1. When the expected frequency is less than 5 for a specific class, what should be done so that you can use the goodness–of–fit test?
2. A researcher wishes to see if the five ways (drinking caffeinated beverages, taking a nap, going for a walk, eating a sugary snack, other) people use to combat midday drowsiness is equally distributed among office workers. A random sample of 60 office workers is selected, and the following data are obtained. At = 0.10, can it be concluded that there is no preference? Why would the results be of interest to an employer?
3. According to the Bureau of Transportation Statistics, on-time performance by the airlines is described as follows:
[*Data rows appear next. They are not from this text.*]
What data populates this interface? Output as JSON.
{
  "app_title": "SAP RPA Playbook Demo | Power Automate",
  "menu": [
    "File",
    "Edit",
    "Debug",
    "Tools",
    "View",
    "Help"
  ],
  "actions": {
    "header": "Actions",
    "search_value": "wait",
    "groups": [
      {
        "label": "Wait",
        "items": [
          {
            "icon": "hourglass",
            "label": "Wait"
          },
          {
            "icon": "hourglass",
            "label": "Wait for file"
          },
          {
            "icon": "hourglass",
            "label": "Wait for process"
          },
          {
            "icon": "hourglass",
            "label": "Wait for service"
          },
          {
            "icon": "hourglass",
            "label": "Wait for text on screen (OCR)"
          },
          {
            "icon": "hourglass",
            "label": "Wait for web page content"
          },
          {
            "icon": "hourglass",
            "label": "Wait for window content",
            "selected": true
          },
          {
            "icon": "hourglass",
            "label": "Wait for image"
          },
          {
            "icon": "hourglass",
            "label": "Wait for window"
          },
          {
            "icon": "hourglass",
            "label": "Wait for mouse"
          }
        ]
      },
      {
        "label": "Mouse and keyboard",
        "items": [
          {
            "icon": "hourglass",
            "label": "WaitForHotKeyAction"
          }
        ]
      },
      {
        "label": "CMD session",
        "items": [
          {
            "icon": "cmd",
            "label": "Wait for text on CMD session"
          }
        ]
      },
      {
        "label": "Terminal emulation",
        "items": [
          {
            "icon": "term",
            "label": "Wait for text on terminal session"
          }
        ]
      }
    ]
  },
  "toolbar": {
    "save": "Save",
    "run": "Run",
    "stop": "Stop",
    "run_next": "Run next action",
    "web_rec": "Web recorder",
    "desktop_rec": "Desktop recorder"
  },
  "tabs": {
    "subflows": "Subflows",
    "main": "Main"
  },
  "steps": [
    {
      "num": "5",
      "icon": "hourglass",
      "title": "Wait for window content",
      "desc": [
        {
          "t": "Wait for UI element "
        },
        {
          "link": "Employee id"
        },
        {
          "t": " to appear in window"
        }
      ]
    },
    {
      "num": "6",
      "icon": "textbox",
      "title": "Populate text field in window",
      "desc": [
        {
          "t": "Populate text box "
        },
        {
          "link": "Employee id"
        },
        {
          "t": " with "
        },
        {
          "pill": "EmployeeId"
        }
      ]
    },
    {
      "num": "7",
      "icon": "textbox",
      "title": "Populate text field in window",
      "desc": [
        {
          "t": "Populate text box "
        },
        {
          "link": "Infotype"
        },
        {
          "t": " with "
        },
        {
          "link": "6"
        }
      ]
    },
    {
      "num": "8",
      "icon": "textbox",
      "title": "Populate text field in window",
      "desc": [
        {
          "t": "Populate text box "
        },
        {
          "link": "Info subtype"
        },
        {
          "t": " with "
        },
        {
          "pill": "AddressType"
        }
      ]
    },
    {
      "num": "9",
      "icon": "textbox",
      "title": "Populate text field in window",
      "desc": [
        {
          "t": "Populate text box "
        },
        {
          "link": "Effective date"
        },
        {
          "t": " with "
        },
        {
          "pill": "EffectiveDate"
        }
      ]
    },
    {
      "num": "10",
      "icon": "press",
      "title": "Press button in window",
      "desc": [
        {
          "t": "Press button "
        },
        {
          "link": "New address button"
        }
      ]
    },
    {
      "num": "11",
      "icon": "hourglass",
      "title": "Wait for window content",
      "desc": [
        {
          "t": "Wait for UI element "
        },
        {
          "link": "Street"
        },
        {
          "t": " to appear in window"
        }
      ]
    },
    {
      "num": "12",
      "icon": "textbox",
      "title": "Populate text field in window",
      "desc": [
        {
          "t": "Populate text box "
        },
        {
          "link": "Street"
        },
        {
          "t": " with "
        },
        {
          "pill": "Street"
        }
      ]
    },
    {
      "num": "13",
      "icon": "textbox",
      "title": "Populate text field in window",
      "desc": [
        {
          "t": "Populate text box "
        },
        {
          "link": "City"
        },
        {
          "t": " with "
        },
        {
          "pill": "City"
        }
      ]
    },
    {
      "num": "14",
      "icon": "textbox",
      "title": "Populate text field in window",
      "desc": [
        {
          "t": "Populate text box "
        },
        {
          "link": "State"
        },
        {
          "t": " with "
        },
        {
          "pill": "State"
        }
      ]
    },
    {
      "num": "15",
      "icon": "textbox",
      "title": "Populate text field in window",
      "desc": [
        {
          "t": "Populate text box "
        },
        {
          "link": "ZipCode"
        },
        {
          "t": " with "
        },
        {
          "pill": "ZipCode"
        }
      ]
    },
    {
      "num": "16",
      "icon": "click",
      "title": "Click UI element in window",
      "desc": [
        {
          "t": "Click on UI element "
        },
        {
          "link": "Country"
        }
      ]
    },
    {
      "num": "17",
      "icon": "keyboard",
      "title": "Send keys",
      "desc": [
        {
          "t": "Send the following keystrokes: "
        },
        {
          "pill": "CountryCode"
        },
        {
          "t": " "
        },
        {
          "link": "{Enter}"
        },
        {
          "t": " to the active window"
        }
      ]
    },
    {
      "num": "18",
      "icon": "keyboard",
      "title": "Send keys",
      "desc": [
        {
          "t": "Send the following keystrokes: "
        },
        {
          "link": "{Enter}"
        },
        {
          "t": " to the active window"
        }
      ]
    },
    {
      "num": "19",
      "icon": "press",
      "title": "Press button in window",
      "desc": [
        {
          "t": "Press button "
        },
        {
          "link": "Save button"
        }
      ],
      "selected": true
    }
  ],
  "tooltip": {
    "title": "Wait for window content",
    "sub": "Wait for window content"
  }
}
4. The Head Start Program provides a wide range of services to low-income children up to the age of 5 years and their families. Its goals are to provide services to improve social and learning skills and to improve health and nutrition status so that the participants can begin school on an equal footing with their more advantaged peers. The distribution of ages for participating children is as follows: 4% five-years-olds, 52% four-years-olds, 34% three-years-olds, and 10% under 3 years. When the program was assessed in a particular region, it was found that of the 200 randomly selected participants, 20 were 5 years old, 120 were 4 years old, 40 were 3 years old, and 20 were under 3 years. Is there sufficient evidence at =0.05 that the proportions differ from the program’s? Use the P-value method.
5. How are the degrees of freedom computed for the independence test?
6. What is the name of the table used in the independence test?
7. Are movie admissions related to ethnicity? A 2007 study indicated the following numbers for two different years. At the 0.05 level of significance, can it be concluded that movie attendance by year was dependent upon ethnicity?